Standing next to my 2004 Harley Davidson V-Rod last Friday the day after getting home to Texas.  Good to be on the road again!

Standing next to my 2004 Harley Davidson V-Rod last Friday the day after getting home to Texas. Good to be on the road again!


I expect to be here about 4-6 weeks all together. During my last week in Puerto Galera my Hollis DG-03 Dive Computer malfunctioned. It didn’t want to surface from a dive! I understand not wanting to come up, but unlike my dive computer I don’t have a choice when the air in my tank runs low :)) The computer was locking up at 3 feet. I managed to get it to clear a few times, but it kept doing it again so I broke down and borrowed a dive computer from Rick.

I contacted the folks at Hollis this week and explained the problem and it’s been sent back to the factory for service. Since it’s less than two years old it will be covered under warranty so my only expense was postage to the factory. Surprisingly, they expect only a 10 day turnaround so I’m quite happy about that!

My Dive Rite RG-3500 regulators happened to be due for service also. With over a 100 dives in the Philippines in the last year, it seemed like a good time to get that taken care of as well. I’ve owned these regulators since 2009 and although they’ve been discontinued, they continue to give me good service! My setup consists of a RG3500 1st Stage and two RG-3500 2nd Stages. I use miflex hoses, with my primary on a 5 foot hose and my secondary on a short hose I wear on a necklace. I’ll be dropping them off at Sea Sports Scuba in Cypress, Texas which is about a half hour from where I’m staying with family while I’m in Texas. They estimated about a 2 week turnaround. Parts have to be ordered.

I dive an Oxycheq Mach V Extreme Wing on a Dive Rite SS back plate. This is basically a wreck diving setup. I’m Wreck and Cavern certified and was thinking at the time I bought the gear that I might get into Tech Diving. I’ve since chosen not too as I don’t think it’s something I would do often enough to justify the expense. Who knows though, I still might do it at some point. In the meantime, it’s still a good setup for the limited penetrations I do and I like the streamlined feel of it 🙂

The bladder developed a leak which I noticed in Puerto Galera. The wing is over 7 years old with 100’s of dives on it. I initially thought about replacing the bladder as the best option, but instead I’m going to try patching it with AquaSeal. The bladder isn’t ripped or torn (difficult to do with the Extreme Wing because of the Armored Extreme Explorer Fabric used for the outer shell) It’s very tough and was a big reason why I chose the this particular wing. It’s just a pinhole leak so it should be fine I think with AquaSeal.

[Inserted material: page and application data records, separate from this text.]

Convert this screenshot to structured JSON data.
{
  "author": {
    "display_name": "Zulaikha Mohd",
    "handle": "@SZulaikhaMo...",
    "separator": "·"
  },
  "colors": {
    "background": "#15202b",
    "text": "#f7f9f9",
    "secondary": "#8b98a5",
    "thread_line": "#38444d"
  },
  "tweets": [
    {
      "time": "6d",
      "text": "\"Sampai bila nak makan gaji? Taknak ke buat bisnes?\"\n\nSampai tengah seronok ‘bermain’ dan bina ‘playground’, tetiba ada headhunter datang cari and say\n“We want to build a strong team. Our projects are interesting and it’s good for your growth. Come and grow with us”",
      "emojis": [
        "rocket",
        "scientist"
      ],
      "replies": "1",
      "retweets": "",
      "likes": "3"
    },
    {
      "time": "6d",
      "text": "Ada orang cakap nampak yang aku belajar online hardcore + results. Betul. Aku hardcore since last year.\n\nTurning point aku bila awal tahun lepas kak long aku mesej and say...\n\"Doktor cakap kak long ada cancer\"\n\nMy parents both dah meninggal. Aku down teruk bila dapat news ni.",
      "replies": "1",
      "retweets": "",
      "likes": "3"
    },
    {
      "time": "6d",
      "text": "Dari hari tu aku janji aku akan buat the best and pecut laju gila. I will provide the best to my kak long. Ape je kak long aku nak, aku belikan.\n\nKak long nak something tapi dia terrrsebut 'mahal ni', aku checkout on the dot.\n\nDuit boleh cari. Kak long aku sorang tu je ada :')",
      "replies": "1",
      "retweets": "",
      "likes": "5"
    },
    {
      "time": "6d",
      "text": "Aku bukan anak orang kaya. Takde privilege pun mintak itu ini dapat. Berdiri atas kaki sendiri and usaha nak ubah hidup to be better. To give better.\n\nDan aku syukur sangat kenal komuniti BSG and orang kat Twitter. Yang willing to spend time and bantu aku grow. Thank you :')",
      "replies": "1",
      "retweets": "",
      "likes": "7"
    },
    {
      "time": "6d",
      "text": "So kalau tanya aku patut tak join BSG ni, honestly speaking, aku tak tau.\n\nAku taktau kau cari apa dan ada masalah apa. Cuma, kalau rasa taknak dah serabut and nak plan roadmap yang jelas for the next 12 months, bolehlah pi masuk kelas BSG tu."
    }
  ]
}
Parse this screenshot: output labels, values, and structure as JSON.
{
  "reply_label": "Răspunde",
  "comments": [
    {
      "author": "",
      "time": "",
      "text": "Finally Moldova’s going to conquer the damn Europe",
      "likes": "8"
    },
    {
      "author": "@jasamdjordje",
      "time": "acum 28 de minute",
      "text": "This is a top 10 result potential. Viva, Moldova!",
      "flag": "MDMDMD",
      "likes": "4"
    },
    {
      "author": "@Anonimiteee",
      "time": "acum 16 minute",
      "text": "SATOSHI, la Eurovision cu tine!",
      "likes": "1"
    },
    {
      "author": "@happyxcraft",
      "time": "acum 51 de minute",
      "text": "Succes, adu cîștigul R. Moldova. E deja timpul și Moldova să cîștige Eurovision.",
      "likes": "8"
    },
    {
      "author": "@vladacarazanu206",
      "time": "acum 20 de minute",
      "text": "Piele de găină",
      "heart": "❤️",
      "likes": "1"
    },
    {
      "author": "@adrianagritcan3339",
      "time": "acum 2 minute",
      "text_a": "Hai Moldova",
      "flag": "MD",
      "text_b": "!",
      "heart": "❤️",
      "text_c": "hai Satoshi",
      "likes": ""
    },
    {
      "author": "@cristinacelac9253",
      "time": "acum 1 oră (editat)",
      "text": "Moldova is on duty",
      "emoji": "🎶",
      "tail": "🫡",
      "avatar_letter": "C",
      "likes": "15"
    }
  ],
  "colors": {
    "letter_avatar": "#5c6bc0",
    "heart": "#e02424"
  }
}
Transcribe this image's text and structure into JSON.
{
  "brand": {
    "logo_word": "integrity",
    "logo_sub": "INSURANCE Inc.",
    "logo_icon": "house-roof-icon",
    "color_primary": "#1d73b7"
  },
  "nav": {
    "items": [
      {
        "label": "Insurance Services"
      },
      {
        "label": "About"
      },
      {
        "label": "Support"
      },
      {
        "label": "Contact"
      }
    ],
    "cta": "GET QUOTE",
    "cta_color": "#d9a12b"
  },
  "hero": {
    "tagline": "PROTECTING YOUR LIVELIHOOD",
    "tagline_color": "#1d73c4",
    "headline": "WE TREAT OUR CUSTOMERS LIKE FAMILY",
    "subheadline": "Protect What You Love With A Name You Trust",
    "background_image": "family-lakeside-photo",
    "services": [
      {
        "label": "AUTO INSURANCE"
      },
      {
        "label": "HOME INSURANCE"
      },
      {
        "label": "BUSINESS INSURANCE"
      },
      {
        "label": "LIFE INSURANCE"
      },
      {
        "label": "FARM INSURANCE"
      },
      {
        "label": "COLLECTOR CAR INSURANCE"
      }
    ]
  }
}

No reason not to take care of some diving related stuff while I’m here 🙂 I’m hoping to be out of here and on my way back to the Philippines by the 1st week of November. I’ll keep you all posted!